|Date of Birth:|| 09/02/1957|
Gordon Strachan returned to management on Monday 22 October 2001 when he was asked to help Southampton escape a relegation battle in the FA Barclaycard Premiership after a disappointing start to the season saw them lose six of their first eight games.
Gordon was asked to step in following the dismissal of manager Stuart Gray who had been in charge at the club for just four months having succeeded his former boss Glenn Hoddle at the helm.
Strachan had been out of management for just six weeks having himself been dismissed by Coventry City after five years in charge at Highfield Road.
The Scot's first managerial job was came as assistant to Ron Atkinson in March 1995 and he succeeded Ron as manager in November 1996, becoming Coventry's longest serving manager at the club since John Sillett.
As a player, Strachan was a hard working midfielder who generally played on the right flank. He had an ability to thread his way through defences and was a master of the long sweeping pass. He had an illustrious career in Scotland as one of the key players in Aberdeen's success under Alex Ferguson in the 1980's winning Scottish Premier League titles in 1980 and 1984, Scottish Cup medals in 1982, 1983 and 1984 and a European Cup Winners Cup medal in 1983 when the Dons beat Real Madrid.
Atkinson brought the tireless Scot to Old Trafford in 1984 where he won an FA Cup Winners medal and played again under Ferguson before moving to Leeds United. He captained Leeds to the Division Two title in 1990 and two years later, at the age of 35, led them to the Division One Championship in its last year before the inception of the Premier League.
He was voted Scottish Footballer of the Year in 1980 and in 1992 he won the English Footballer of the Year award becoming the only man to win the award on both sides of the border.
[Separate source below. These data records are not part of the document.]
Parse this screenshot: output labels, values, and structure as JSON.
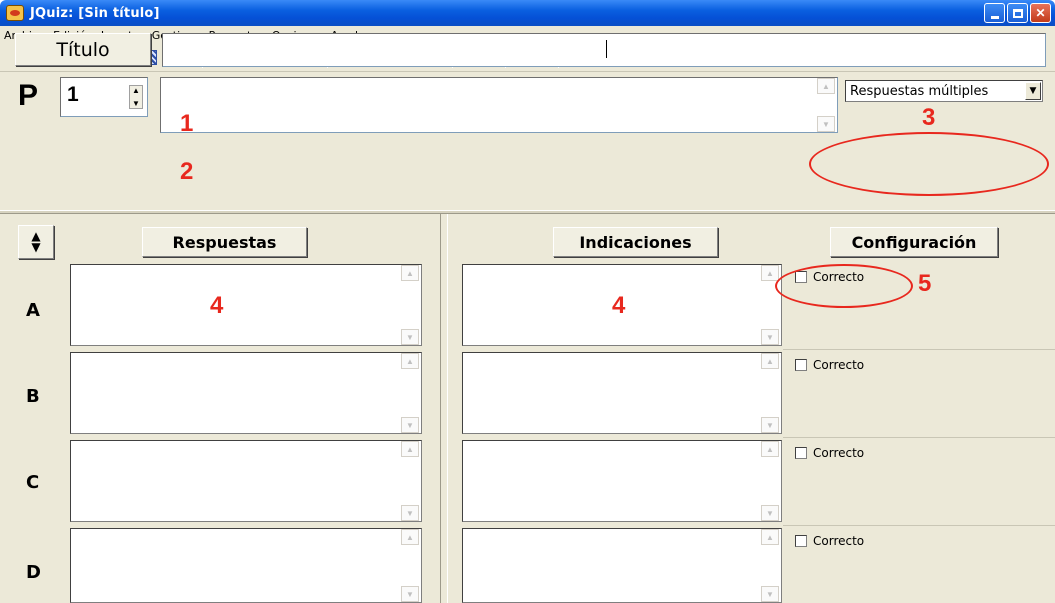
{
  "window": {
    "title": "JQuiz: [Sin título]"
  },
  "menu": [
    "Archivo",
    "Edición",
    "Insertar",
    "Gestionar Preguntas",
    "Opciones",
    "Ayuda"
  ],
  "header": {
    "titulo_label": "Título",
    "titulo_value": "",
    "question_prefix": "P",
    "question_number": "1",
    "question_text": "",
    "question_type": "Respuestas múltiples"
  },
  "columns": {
    "responses": "Respuestas",
    "indications": "Indicaciones",
    "configuration": "Configuración"
  },
  "rows": [
    {
      "letter": "A",
      "correct_label": "Correcto"
    },
    {
      "letter": "B",
      "correct_label": "Correcto"
    },
    {
      "letter": "C",
      "correct_label": "Correcto"
    },
    {
      "letter": "D",
      "correct_label": "Correcto"
    }
  ],
  "annotations": [
    "1",
    "2",
    "3",
    "4",
    "4",
    "5"
  ],
  "colors": {
    "annotation": "#e8281e",
    "titlebar": "#0a5fe0",
    "face": "#ece9d8"
  }
}
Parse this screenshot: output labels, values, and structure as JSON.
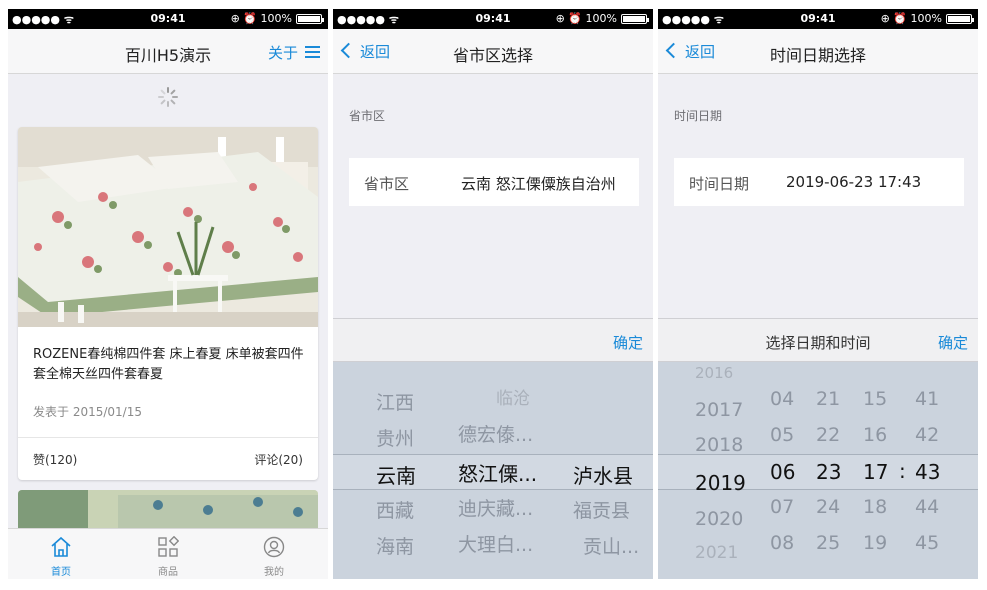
{
  "status": {
    "signal": "●●●●● ᯤ",
    "time": "09:41",
    "right": "⊕ ⏰ 100%"
  },
  "screen1": {
    "nav_title": "百川H5演示",
    "about": "关于",
    "card": {
      "title": "ROZENE春纯棉四件套 床上春夏 床单被套四件套全棉天丝四件套春夏",
      "date": "发表于 2015/01/15",
      "likes": "赞(120)",
      "comments": "评论(20)"
    },
    "tabs": [
      {
        "label": "首页",
        "icon": "home-icon"
      },
      {
        "label": "商品",
        "icon": "grid-icon"
      },
      {
        "label": "我的",
        "icon": "user-icon"
      }
    ],
    "accent": "#1a8ad8"
  },
  "screen2": {
    "back": "返回",
    "nav_title": "省市区选择",
    "section": "省市区",
    "field_key": "省市区",
    "field_value": "云南 怒江傈僳族自治州",
    "ok": "确定",
    "col1": [
      "江西",
      "贵州",
      "云南",
      "西藏",
      "海南"
    ],
    "col2": [
      "临沧",
      "德宏傣...",
      "怒江傈...",
      "迪庆藏...",
      "大理白..."
    ],
    "col3": [
      "泸水县",
      "福贡县",
      "贡山..."
    ]
  },
  "screen3": {
    "back": "返回",
    "nav_title": "时间日期选择",
    "section": "时间日期",
    "field_key": "时间日期",
    "field_value": "2019-06-23 17:43",
    "toolbar_title": "选择日期和时间",
    "ok": "确定",
    "years": [
      "2016",
      "2017",
      "2018",
      "2019",
      "2020",
      "2021"
    ],
    "months": [
      "04",
      "05",
      "06",
      "07",
      "08"
    ],
    "days": [
      "21",
      "22",
      "23",
      "24",
      "25"
    ],
    "hours": [
      "15",
      "16",
      "17",
      "18",
      "19"
    ],
    "separator": ":",
    "minutes": [
      "41",
      "42",
      "43",
      "44",
      "45"
    ]
  }
}
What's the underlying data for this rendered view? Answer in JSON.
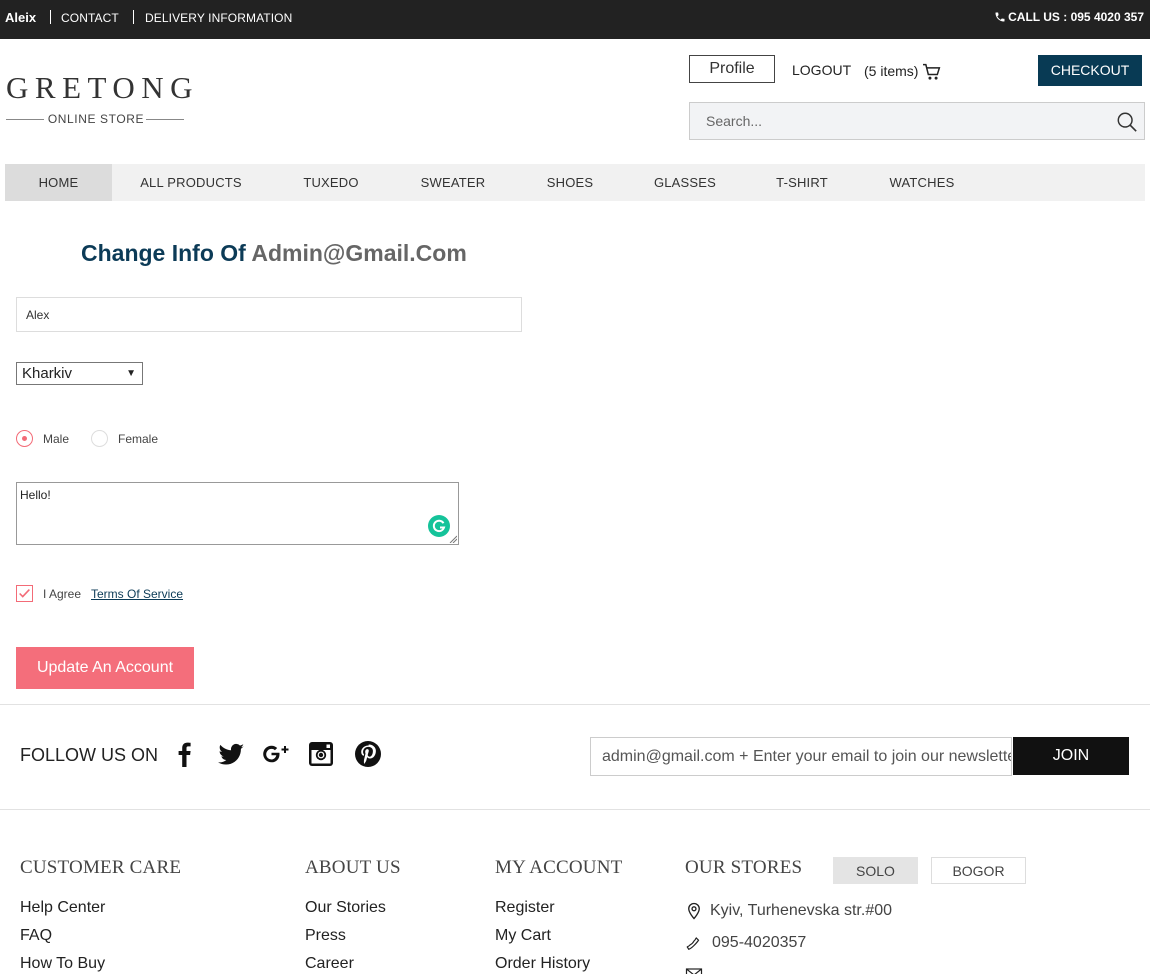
{
  "topbar": {
    "brand": "Aleix",
    "links": [
      "CONTACT",
      "DELIVERY INFORMATION"
    ],
    "call": "CALL US : 095 4020 357"
  },
  "header": {
    "logo_name": "GRETONG",
    "logo_sub": "ONLINE STORE",
    "profile": "Profile",
    "logout": "LOGOUT",
    "items": "(5 items)",
    "checkout": "CHECKOUT",
    "search_placeholder": "Search..."
  },
  "nav": {
    "items": [
      "HOME",
      "ALL PRODUCTS",
      "TUXEDO",
      "SWEATER",
      "SHOES",
      "GLASSES",
      "T-SHIRT",
      "WATCHES"
    ],
    "active": "HOME"
  },
  "form": {
    "title_prefix": "Change Info Of",
    "title_email": "Admin@Gmail.Com",
    "name_value": "Alex",
    "city_value": "Kharkiv",
    "gender_options": [
      "Male",
      "Female"
    ],
    "gender_selected": "Male",
    "message": "Hello!",
    "agree_label": "I Agree",
    "terms_label": "Terms Of Service",
    "agree_checked": true,
    "submit_label": "Update An Account"
  },
  "follow": {
    "label": "FOLLOW US ON",
    "icons": [
      "facebook-icon",
      "twitter-icon",
      "google-plus-icon",
      "instagram-icon",
      "pinterest-icon"
    ],
    "newsletter_value": "admin@gmail.com + Enter your email to join our newsletter",
    "join_label": "JOIN"
  },
  "footer": {
    "customer_care": {
      "heading": "CUSTOMER CARE",
      "links": [
        "Help Center",
        "FAQ",
        "How To Buy"
      ]
    },
    "about_us": {
      "heading": "ABOUT US",
      "links": [
        "Our Stories",
        "Press",
        "Career"
      ]
    },
    "my_account": {
      "heading": "MY ACCOUNT",
      "links": [
        "Register",
        "My Cart",
        "Order History"
      ]
    },
    "our_stores": {
      "heading": "OUR STORES",
      "tabs": [
        "SOLO",
        "BOGOR"
      ],
      "active_tab": "SOLO",
      "address": "Kyiv, Turhenevska str.#00",
      "phone": "095-4020357"
    }
  },
  "colors": {
    "topbar_bg": "#222222",
    "brand_navy": "#083A54",
    "accent_pink": "#F46E7B",
    "nav_bg": "#F1F1F1"
  }
}
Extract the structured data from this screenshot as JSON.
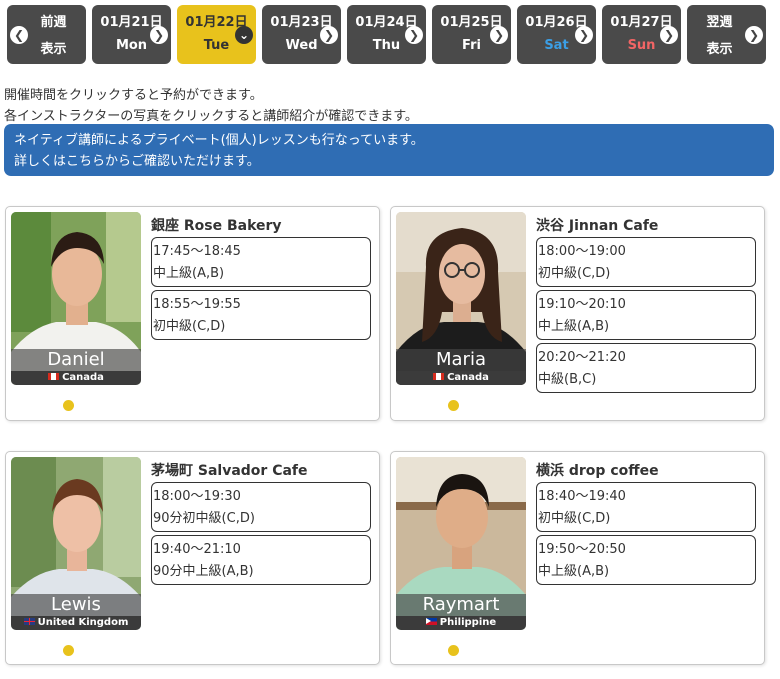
{
  "datebar": {
    "prev": {
      "line1": "前週",
      "line2": "表示"
    },
    "next": {
      "line1": "翌週",
      "line2": "表示"
    },
    "days": [
      {
        "date": "01月21日",
        "dow": "Mon"
      },
      {
        "date": "01月22日",
        "dow": "Tue"
      },
      {
        "date": "01月23日",
        "dow": "Wed"
      },
      {
        "date": "01月24日",
        "dow": "Thu"
      },
      {
        "date": "01月25日",
        "dow": "Fri"
      },
      {
        "date": "01月26日",
        "dow": "Sat"
      },
      {
        "date": "01月27日",
        "dow": "Sun"
      }
    ],
    "selected_index": 1,
    "colors": {
      "button": "#4a4a4a",
      "selected": "#e8c21c",
      "sat": "#3b9fe6",
      "sun": "#f16565"
    }
  },
  "info": {
    "line1": "開催時間をクリックすると予約ができます。",
    "line2": "各インストラクターの写真をクリックすると講師紹介が確認できます。"
  },
  "banner": {
    "line1": "ネイティブ講師によるプライベート(個人)レッスンも行なっています。",
    "line2": "詳しくはこちらからご確認いただけます。",
    "color": "#2f6db4"
  },
  "lessons": [
    {
      "instructor": "Daniel",
      "country": "Canada",
      "venue": "銀座 Rose Bakery",
      "slots": [
        {
          "time": "17:45～18:45",
          "level": "中上級(A,B)"
        },
        {
          "time": "18:55～19:55",
          "level": "初中級(C,D)"
        }
      ]
    },
    {
      "instructor": "Maria",
      "country": "Canada",
      "venue": "渋谷 Jinnan Cafe",
      "slots": [
        {
          "time": "18:00～19:00",
          "level": "初中級(C,D)"
        },
        {
          "time": "19:10～20:10",
          "level": "中上級(A,B)"
        },
        {
          "time": "20:20～21:20",
          "level": "中級(B,C)"
        }
      ]
    },
    {
      "instructor": "Lewis",
      "country": "United Kingdom",
      "venue": "茅場町 Salvador Cafe",
      "slots": [
        {
          "time": "18:00～19:30",
          "level": "90分初中級(C,D)"
        },
        {
          "time": "19:40～21:10",
          "level": "90分中上級(A,B)"
        }
      ]
    },
    {
      "instructor": "Raymart",
      "country": "Philippine",
      "venue": "横浜 drop coffee",
      "slots": [
        {
          "time": "18:40～19:40",
          "level": "初中級(C,D)"
        },
        {
          "time": "19:50～20:50",
          "level": "中上級(A,B)"
        }
      ]
    }
  ]
}
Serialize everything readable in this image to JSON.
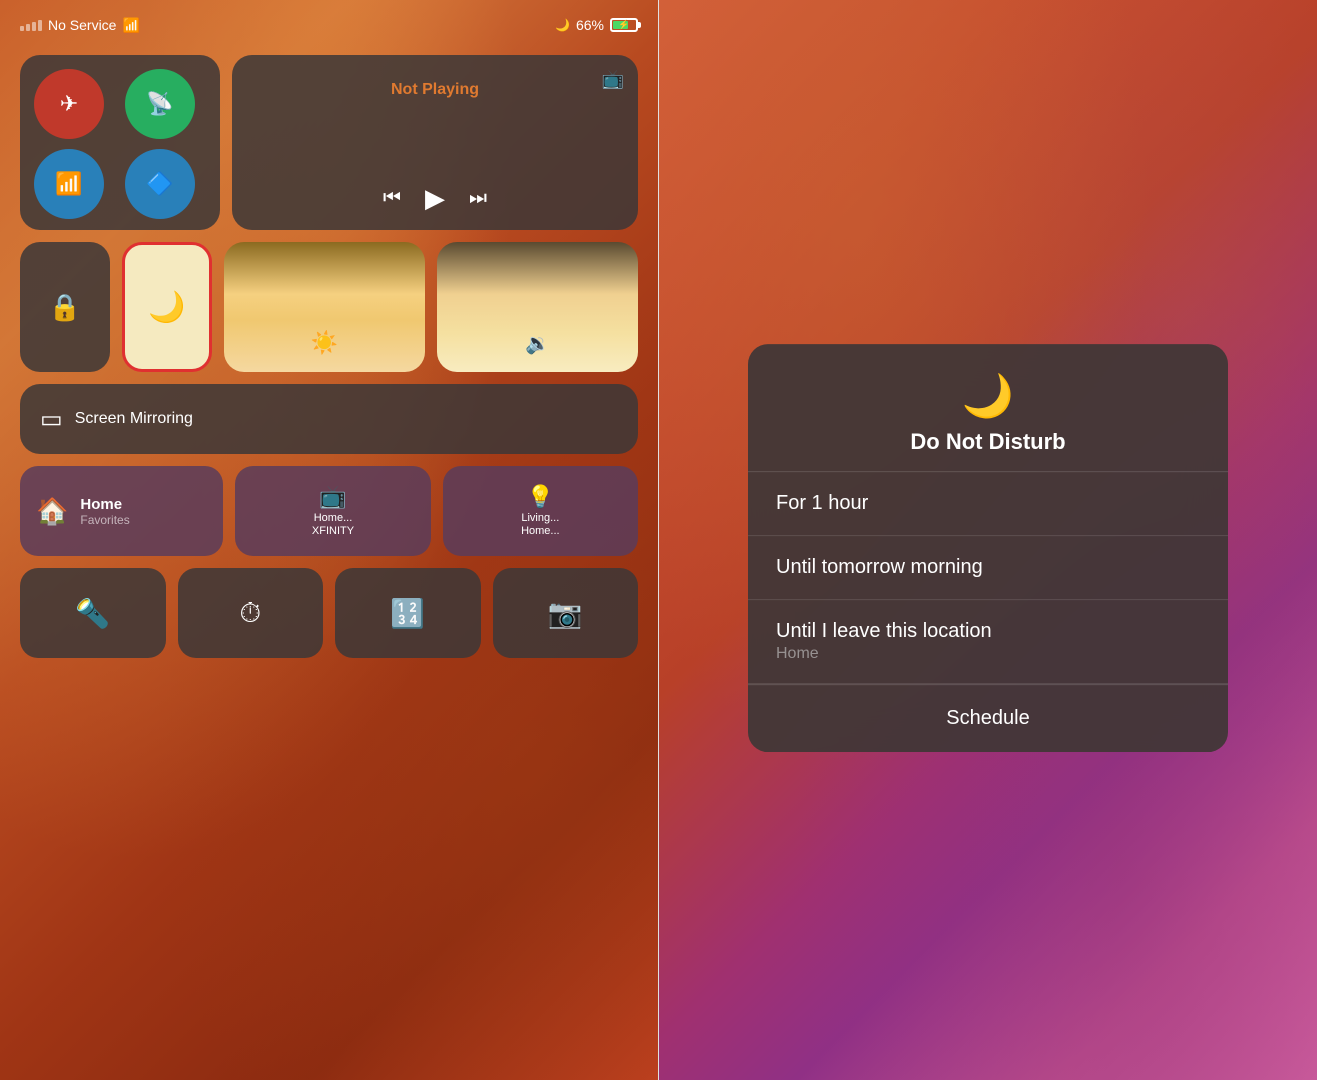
{
  "left": {
    "status": {
      "signal_label": "No Service",
      "wifi": "wifi",
      "battery_pct": "66%",
      "moon": "🌙"
    },
    "tiles": {
      "airplane_label": "airplane",
      "wifi_label": "wifi",
      "cellular_label": "cellular",
      "bluetooth_label": "bluetooth",
      "not_playing": "Not Playing",
      "screen_mirroring": "Screen Mirroring",
      "home": "Home",
      "favorites": "Favorites",
      "home_xfinity_name": "Home...",
      "home_xfinity_sub": "XFINITY",
      "living_name": "Living...",
      "living_sub": "Home..."
    }
  },
  "right": {
    "dnd": {
      "title": "Do Not Disturb",
      "option1": "For 1 hour",
      "option2": "Until tomorrow morning",
      "option3": "Until I leave this location",
      "option3_sub": "Home",
      "schedule": "Schedule"
    }
  }
}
He won his first Scottish cap in 1980 against Northern Ireland, was a member of the World Cup squads in both 1982 and 1986, and won his 50th and final cap against Finland in 1992.
Renowned for his dry wit and passion for the game, Strachan attempted to preserve The Sky Blues' record of remaining in the top division since 1967 and was able to do so until the 2000/2001 season when the club dropped into the First Division.
Strachan was understandably disappointed but vowed to return the Sky Blues to the top flight with the support of his chairman Brian Richardson.
After a poor start to the season however, there was unrest amongst the fans at Highfield Road and Strachan left the club to be replaced by his assistant Roland Nilsson.
Having gained considerable experience at Highfield Road and having, no doubt, picked up plenty of tips from his own former managers Ron Atkinson, Alex Ferguson and Howard Wilkinson, Strachan will be eager to use his experience to lift the Saints out of danger and his contribution on the training ground, where he admits he enjoys being most of all, is certainly something that should benefit a club that is looking to retain it's top flight status having only just moved to a new stadium, namely St. Mary's.
| Internet Stories: 1998 articles|
|SFA president Alan McRae retains confidence in Scotland manager Gordon Strachan - 29/11/2016|
Scottish Football Association president Alan McRae remains confident Gordon Strachan can take Scotland to the 2018 World Cup finals. www.dailymail.co.uk
|Fulham midfielder Tom Cairney offers his services to Scotland manager Gordon Strachan - 21/11/2016|
One of the more curious aspects of Gordon Strachanâ€™s Scotland tenure has been his apparent obliviousness to the talents of Fulhamâ€™s consistently excellent playmaker Tom Cairney. www.dailymail.co.uk